I use ZBS for Vera and love it. The main reason I’m not really deep in OpenLuup is the reason why. Since I never managed to debug within ZBS and get my global and local variables values.

I have various scene that I used and still debug via ZBS, I open the file and simply execute with a breakpoint. The workaround here seems to load the Lua engine but I simply don’t understand how we can debug a single “scene” lua file.

Do we have a workaround to use ZBS for Vera with OpenLuup?

Many thanks guys!

Seb.

I’ve never found a need for remote debugging, but that’s probably because I simply run openLuup entirely within ZBS when developing.

Although I’ve not tried it, it seems to me that there’s no need at all for ‘ZBS for Vera’, since there are comprehensive instructions here: https://studio.zerobrane.com/doc-remote-debugging and the openLuup source is entirely accessible to you.


Edit: @explorer’s notes, attached to an earlier post in this thread, are also quite comprehensive.

Thanks Guys,

I followed the ,pdf posted on this channel. I manage to run OpenLuup in Zerobrane. What I don’t understand is how to break on a scene.

As I mentioned, I’m using ZeroBrane for Vera and I use to add a break point to my .lua. Since I have a lot of global variable I used to be able to see all of them as well.

My question, let’s say that I copied a scene in a .lua file, copied that in my /etc/cmh-ld, how can I break on that file?

Thanks

As it stands, you can’t. Neither can you do that for Lua Test code.

The reason for this is that ZBS needs an actual file to trace line numbers, etc. Scene code does not exist as a file.

However, there may be a work around…

Since I have a lot of global variable I used to be able to see all of them as well.

Scene globals exist in the same space as Lua Test code, so are available for inspection there.

My question, let's say that I copied a scene in a .lua file, copied that in my /etc/cmh-ld, how can I break on that file?

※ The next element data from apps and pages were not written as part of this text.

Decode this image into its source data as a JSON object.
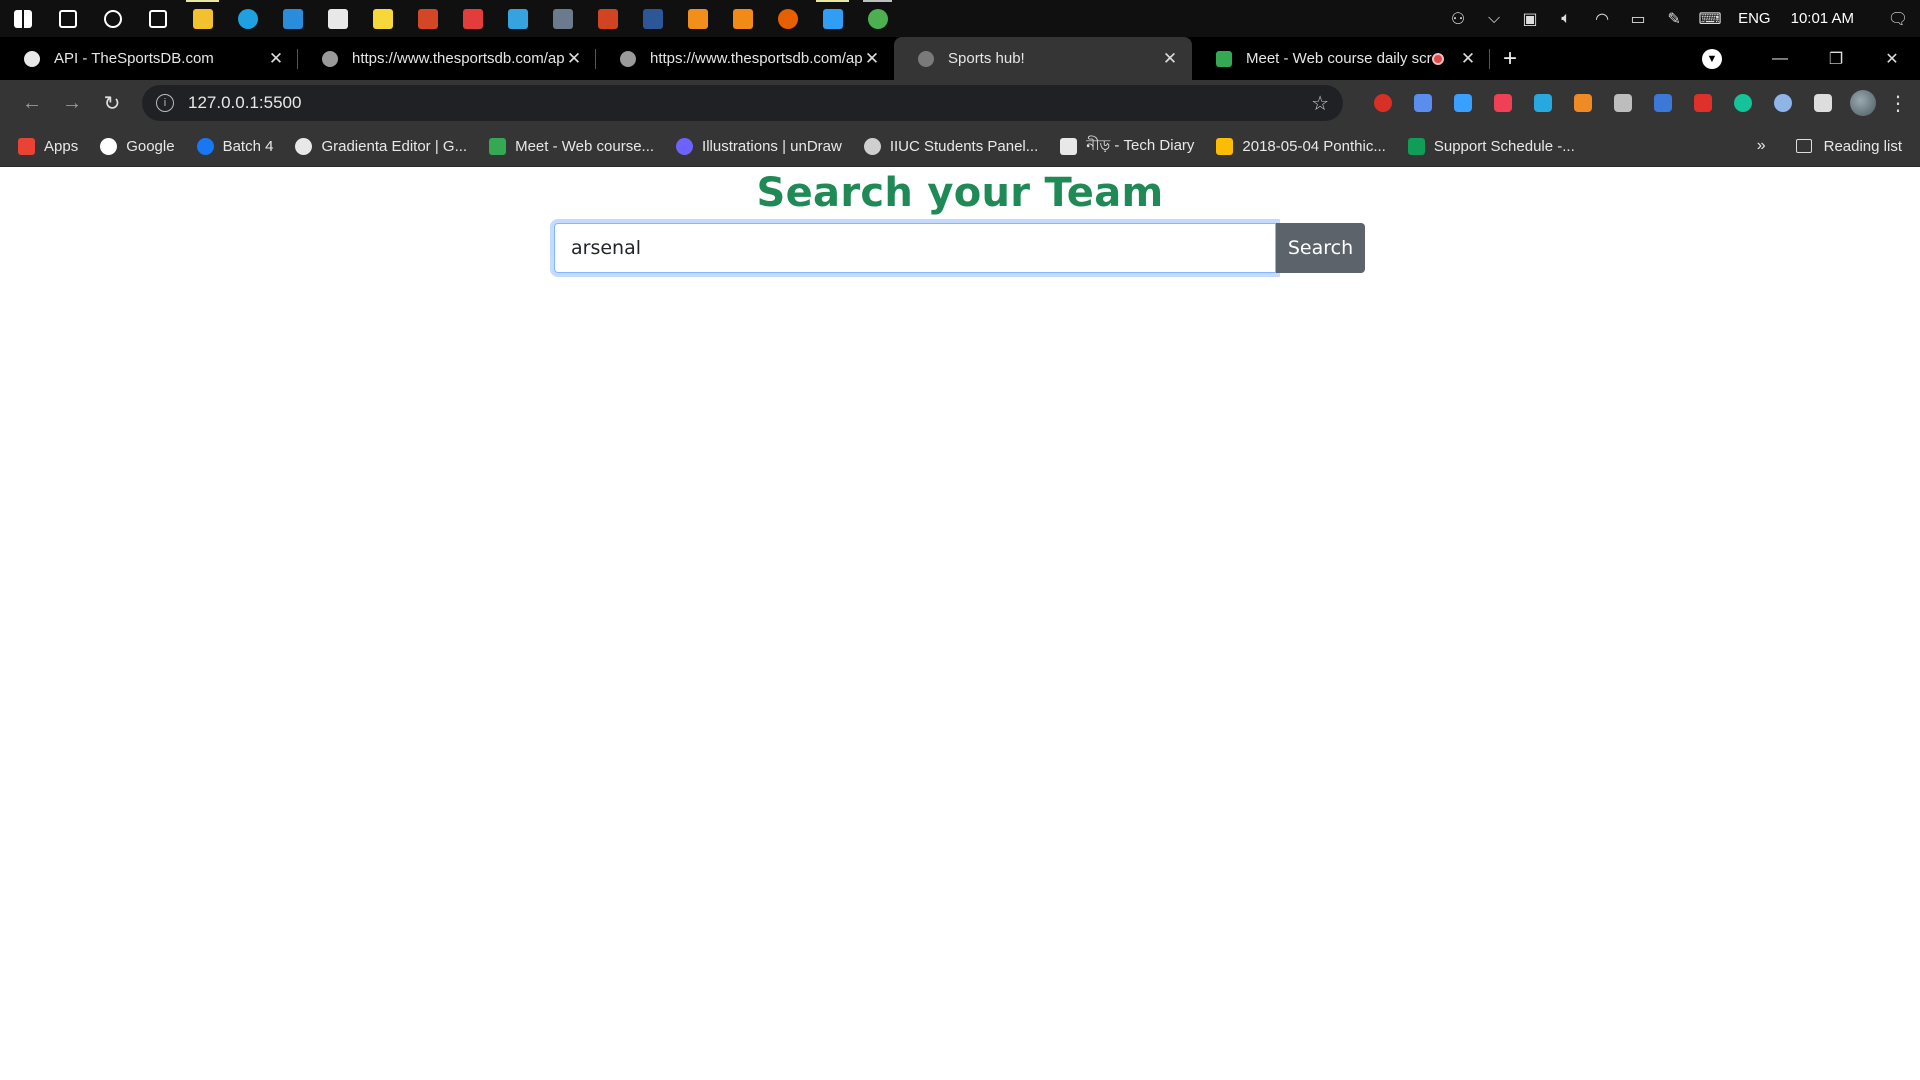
{
  "taskbar": {
    "apps": [
      {
        "name": "windows-start-icon",
        "color": "#ffffff"
      },
      {
        "name": "search-icon",
        "color": "#ffffff"
      },
      {
        "name": "cortana-icon",
        "color": "#ffffff"
      },
      {
        "name": "task-view-icon",
        "color": "#ffffff"
      },
      {
        "name": "file-explorer-icon",
        "color": "#f3c12d"
      },
      {
        "name": "edge-icon",
        "color": "#1fa0e0"
      },
      {
        "name": "mail-icon",
        "color": "#2a8ddb"
      },
      {
        "name": "store-icon",
        "color": "#e8e8e8"
      },
      {
        "name": "sticky-notes-icon",
        "color": "#f7d83a"
      },
      {
        "name": "office-icon",
        "color": "#d24726"
      },
      {
        "name": "media-icon",
        "color": "#e23d3d"
      },
      {
        "name": "snipping-icon",
        "color": "#35a3e0"
      },
      {
        "name": "calculator-icon",
        "color": "#6b7b8b"
      },
      {
        "name": "powerpoint-icon",
        "color": "#d04423"
      },
      {
        "name": "word-icon",
        "color": "#2b5797"
      },
      {
        "name": "sublime-icon",
        "color": "#f28e1a"
      },
      {
        "name": "vlc-icon",
        "color": "#f28a18"
      },
      {
        "name": "firefox-icon",
        "color": "#e66000"
      },
      {
        "name": "vscode-icon",
        "color": "#2f9ef4"
      },
      {
        "name": "chrome-icon",
        "color": "#4caf50"
      }
    ],
    "tray": {
      "language": "ENG",
      "time": "10:01 AM"
    }
  },
  "tabs": [
    {
      "title": "API - TheSportsDB.com",
      "favicon_color": "#e8e8e8"
    },
    {
      "title": "https://www.thesportsdb.com/ap",
      "favicon_color": "#9a9a9a"
    },
    {
      "title": "https://www.thesportsdb.com/ap",
      "favicon_color": "#9a9a9a"
    },
    {
      "title": "Sports hub!",
      "favicon_color": "#7a7a7a"
    },
    {
      "title": "Meet - Web course daily scru",
      "favicon_color": "#34a853"
    }
  ],
  "address_bar": {
    "url": "127.0.0.1:5500"
  },
  "extensions": [
    {
      "name": "blocker-extension-icon",
      "color": "#d93025"
    },
    {
      "name": "camera-extension-icon",
      "color": "#5b8def"
    },
    {
      "name": "new-extension-icon",
      "color": "#3aa0ff"
    },
    {
      "name": "pocket-extension-icon",
      "color": "#ef4056"
    },
    {
      "name": "translate-extension-icon",
      "color": "#29a8e0"
    },
    {
      "name": "orange-extension-icon",
      "color": "#f08a24"
    },
    {
      "name": "screenshot-extension-icon",
      "color": "#bdbdbd"
    },
    {
      "name": "accessibility-extension-icon",
      "color": "#3c78d8"
    },
    {
      "name": "video-extension-icon",
      "color": "#e0302a"
    },
    {
      "name": "grammarly-extension-icon",
      "color": "#15c39a"
    },
    {
      "name": "circle-extension-icon",
      "color": "#8fb4e8"
    },
    {
      "name": "puzzle-extensions-icon",
      "color": "#dddddd"
    }
  ],
  "bookmarks": [
    {
      "label": "Apps",
      "icon": "apps-grid-icon",
      "color": "#e94335"
    },
    {
      "label": "Google",
      "icon": "google-icon",
      "color": "#ffffff"
    },
    {
      "label": "Batch 4",
      "icon": "facebook-icon",
      "color": "#1877f2"
    },
    {
      "label": "Gradienta Editor | G...",
      "icon": "globe-icon",
      "color": "#e8e8e8"
    },
    {
      "label": "Meet - Web course...",
      "icon": "meet-icon",
      "color": "#34a853"
    },
    {
      "label": "Illustrations | unDraw",
      "icon": "undraw-icon",
      "color": "#6c63ff"
    },
    {
      "label": "IIUC Students Panel...",
      "icon": "iiuc-icon",
      "color": "#cfcfcf"
    },
    {
      "label": "নীড় - Tech Diary",
      "icon": "cup-icon",
      "color": "#e8e8e8"
    },
    {
      "label": "2018-05-04 Ponthic...",
      "icon": "drive-icon",
      "color": "#fbbc04"
    },
    {
      "label": "Support Schedule -...",
      "icon": "sheets-icon",
      "color": "#0f9d58"
    }
  ],
  "reading_list": "Reading list",
  "page": {
    "heading": "Search your Team",
    "search_value": "arsenal",
    "search_button": "Search",
    "heading_color": "#1f8a55",
    "button_color": "#5c636a"
  }
}
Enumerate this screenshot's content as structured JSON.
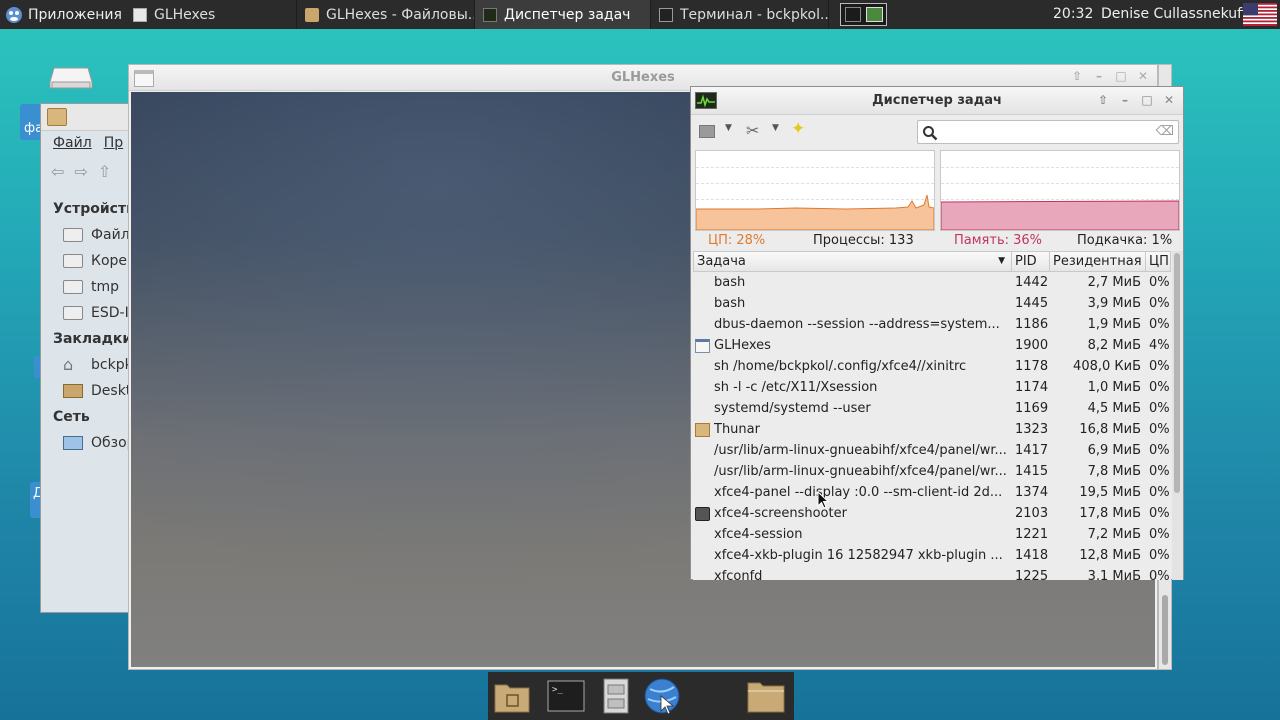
{
  "top_panel": {
    "apps_label": "Приложения",
    "tasks": [
      {
        "label": "GLHexes",
        "active": false
      },
      {
        "label": "GLHexes - Файловы...",
        "active": false
      },
      {
        "label": "Диспетчер задач",
        "active": true
      },
      {
        "label": "Терминал - bckpkol...",
        "active": false
      }
    ],
    "clock": "20:32",
    "user": "Denise Cullassnekuff"
  },
  "thunar": {
    "menu": [
      "Файл",
      "Пр"
    ],
    "sections": [
      {
        "header": "Устройств",
        "items": [
          "Файл",
          "Корен",
          "tmp",
          "ESD-I"
        ]
      },
      {
        "header": "Закладки",
        "items": [
          "bckpk",
          "Deskt"
        ]
      },
      {
        "header": "Сеть",
        "items": [
          "Обзор"
        ]
      }
    ]
  },
  "desktop_labels": [
    "фа",
    "Д"
  ],
  "glhexes": {
    "title": "GLHexes"
  },
  "taskmgr": {
    "title": "Диспетчер задач",
    "search_placeholder": "",
    "stats": {
      "cpu": "ЦП: 28%",
      "processes": "Процессы: 133",
      "memory": "Память: 36%",
      "swap": "Подкачка: 1%"
    },
    "columns": {
      "task": "Задача",
      "pid": "PID",
      "rss": "Резидентная",
      "cpu": "ЦП"
    },
    "processes": [
      {
        "name": "bash",
        "pid": "1442",
        "rss": "2,7 МиБ",
        "cpu": "0%",
        "icon": "none"
      },
      {
        "name": "bash",
        "pid": "1445",
        "rss": "3,9 МиБ",
        "cpu": "0%",
        "icon": "none"
      },
      {
        "name": "dbus-daemon --session --address=system...",
        "pid": "1186",
        "rss": "1,9 МиБ",
        "cpu": "0%",
        "icon": "none"
      },
      {
        "name": "GLHexes",
        "pid": "1900",
        "rss": "8,2 МиБ",
        "cpu": "4%",
        "icon": "window-icon"
      },
      {
        "name": "sh /home/bckpkol/.config/xfce4//xinitrc",
        "pid": "1178",
        "rss": "408,0 КиБ",
        "cpu": "0%",
        "icon": "none"
      },
      {
        "name": "sh -l -c /etc/X11/Xsession",
        "pid": "1174",
        "rss": "1,0 МиБ",
        "cpu": "0%",
        "icon": "none"
      },
      {
        "name": "systemd/systemd --user",
        "pid": "1169",
        "rss": "4,5 МиБ",
        "cpu": "0%",
        "icon": "none"
      },
      {
        "name": "Thunar",
        "pid": "1323",
        "rss": "16,8 МиБ",
        "cpu": "0%",
        "icon": "folder-icon"
      },
      {
        "name": "/usr/lib/arm-linux-gnueabihf/xfce4/panel/wr...",
        "pid": "1417",
        "rss": "6,9 МиБ",
        "cpu": "0%",
        "icon": "none"
      },
      {
        "name": "/usr/lib/arm-linux-gnueabihf/xfce4/panel/wr...",
        "pid": "1415",
        "rss": "7,8 МиБ",
        "cpu": "0%",
        "icon": "none"
      },
      {
        "name": "xfce4-panel --display :0.0 --sm-client-id 2d...",
        "pid": "1374",
        "rss": "19,5 МиБ",
        "cpu": "0%",
        "icon": "none"
      },
      {
        "name": "xfce4-screenshooter",
        "pid": "2103",
        "rss": "17,8 МиБ",
        "cpu": "0%",
        "icon": "camera-icon"
      },
      {
        "name": "xfce4-session",
        "pid": "1221",
        "rss": "7,2 МиБ",
        "cpu": "0%",
        "icon": "none"
      },
      {
        "name": "xfce4-xkb-plugin  16 12582947 xkb-plugin ...",
        "pid": "1418",
        "rss": "12,8 МиБ",
        "cpu": "0%",
        "icon": "none"
      },
      {
        "name": "xfconfd",
        "pid": "1225",
        "rss": "3,1 МиБ",
        "cpu": "0%",
        "icon": "none"
      }
    ],
    "colors": {
      "cpu": "#e07a2e",
      "memory": "#c2335f"
    }
  },
  "dock": {
    "items": [
      "home-folder-icon",
      "terminal-icon",
      "file-cabinet-icon",
      "web-browser-icon",
      "folder-icon"
    ]
  }
}
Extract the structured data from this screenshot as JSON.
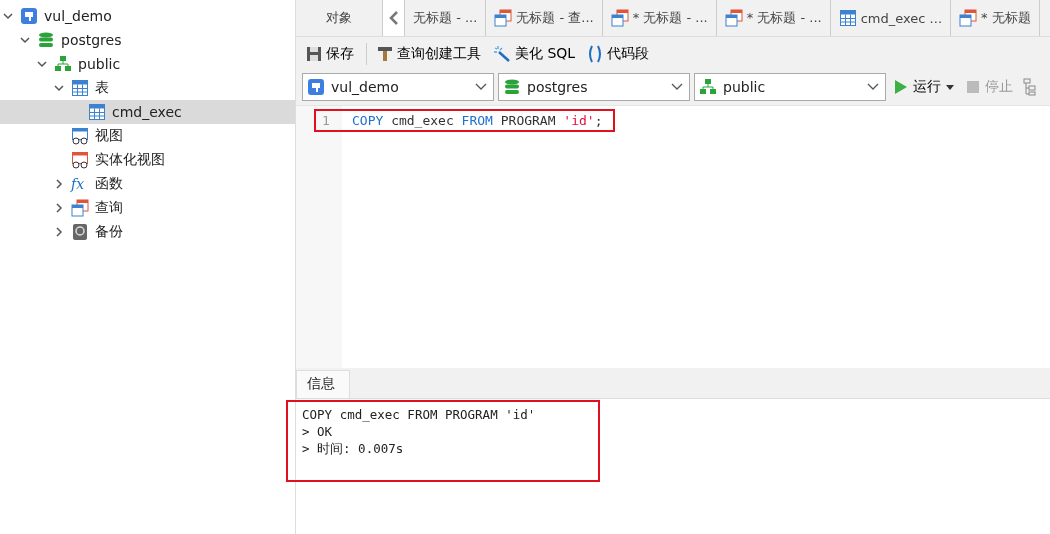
{
  "tree": [
    {
      "label": "vul_demo",
      "kind": "connection",
      "expanded": true,
      "selected": false,
      "children": [
        {
          "label": "postgres",
          "kind": "database",
          "expanded": true,
          "selected": false,
          "children": [
            {
              "label": "public",
              "kind": "schema",
              "expanded": true,
              "selected": false,
              "children": [
                {
                  "label": "表",
                  "kind": "tables",
                  "expanded": true,
                  "selected": false,
                  "children": [
                    {
                      "label": "cmd_exec",
                      "kind": "table",
                      "selected": true
                    }
                  ]
                },
                {
                  "label": "视图",
                  "kind": "views",
                  "selected": false
                },
                {
                  "label": "实体化视图",
                  "kind": "matviews",
                  "selected": false
                },
                {
                  "label": "函数",
                  "kind": "functions",
                  "icon": "fx",
                  "expanded": false,
                  "selected": false
                },
                {
                  "label": "查询",
                  "kind": "queries",
                  "expanded": false,
                  "selected": false
                },
                {
                  "label": "备份",
                  "kind": "backups",
                  "expanded": false,
                  "selected": false
                }
              ]
            }
          ]
        }
      ]
    }
  ],
  "tabs": [
    {
      "label": "对象",
      "kind": "plain"
    },
    {
      "label": "无标题 - ...",
      "kind": "plain"
    },
    {
      "label": "无标题 - 查...",
      "kind": "query"
    },
    {
      "label": "* 无标题 - ...",
      "kind": "query"
    },
    {
      "label": "* 无标题 - ...",
      "kind": "query"
    },
    {
      "label": "cmd_exec ...",
      "kind": "table"
    },
    {
      "label": "* 无标题",
      "kind": "query"
    }
  ],
  "toolbar": [
    {
      "label": "保存",
      "kind": "save"
    },
    {
      "label": "查询创建工具",
      "kind": "builder"
    },
    {
      "label": "美化 SQL",
      "kind": "beautify"
    },
    {
      "label": "代码段",
      "kind": "snippet"
    }
  ],
  "selectors": [
    {
      "value": "vul_demo",
      "kind": "connection"
    },
    {
      "value": "postgres",
      "kind": "database"
    },
    {
      "value": "public",
      "kind": "schema"
    }
  ],
  "run": {
    "label": "运行"
  },
  "stop": {
    "label": "停止",
    "disabled": true
  },
  "editor": {
    "lines": [
      {
        "number": "1",
        "highlighted": true,
        "tokens": [
          {
            "kind": "keyword",
            "text": "COPY"
          },
          {
            "kind": "ident",
            "text": " cmd_exec "
          },
          {
            "kind": "keyword",
            "text": "FROM"
          },
          {
            "kind": "ident",
            "text": " PROGRAM "
          },
          {
            "kind": "string",
            "text": "'id'"
          },
          {
            "kind": "ident",
            "text": ";"
          }
        ]
      }
    ]
  },
  "result": {
    "tab": "信息",
    "highlighted": true,
    "lines": [
      "COPY cmd_exec FROM PROGRAM 'id'",
      "> OK",
      "> 时间: 0.007s"
    ]
  }
}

Now you’re talking! This should work, although I’ve never tried it with scenes. I have tried it with plugins which, since they are a synthesis of device file XML and Lua files, suffer at the outset from the same issue.

The things to do would be to put your code into a file which you would require in Lua Test (or, indeed, Lua Startup, which also shares the same space.)

require "mySceneCode"

You should, then, be able to set breakpoints in that file and interact with them in the usual way, assuming that your actual scene Lua calls globals in the required module.

I’m off to try this for myself…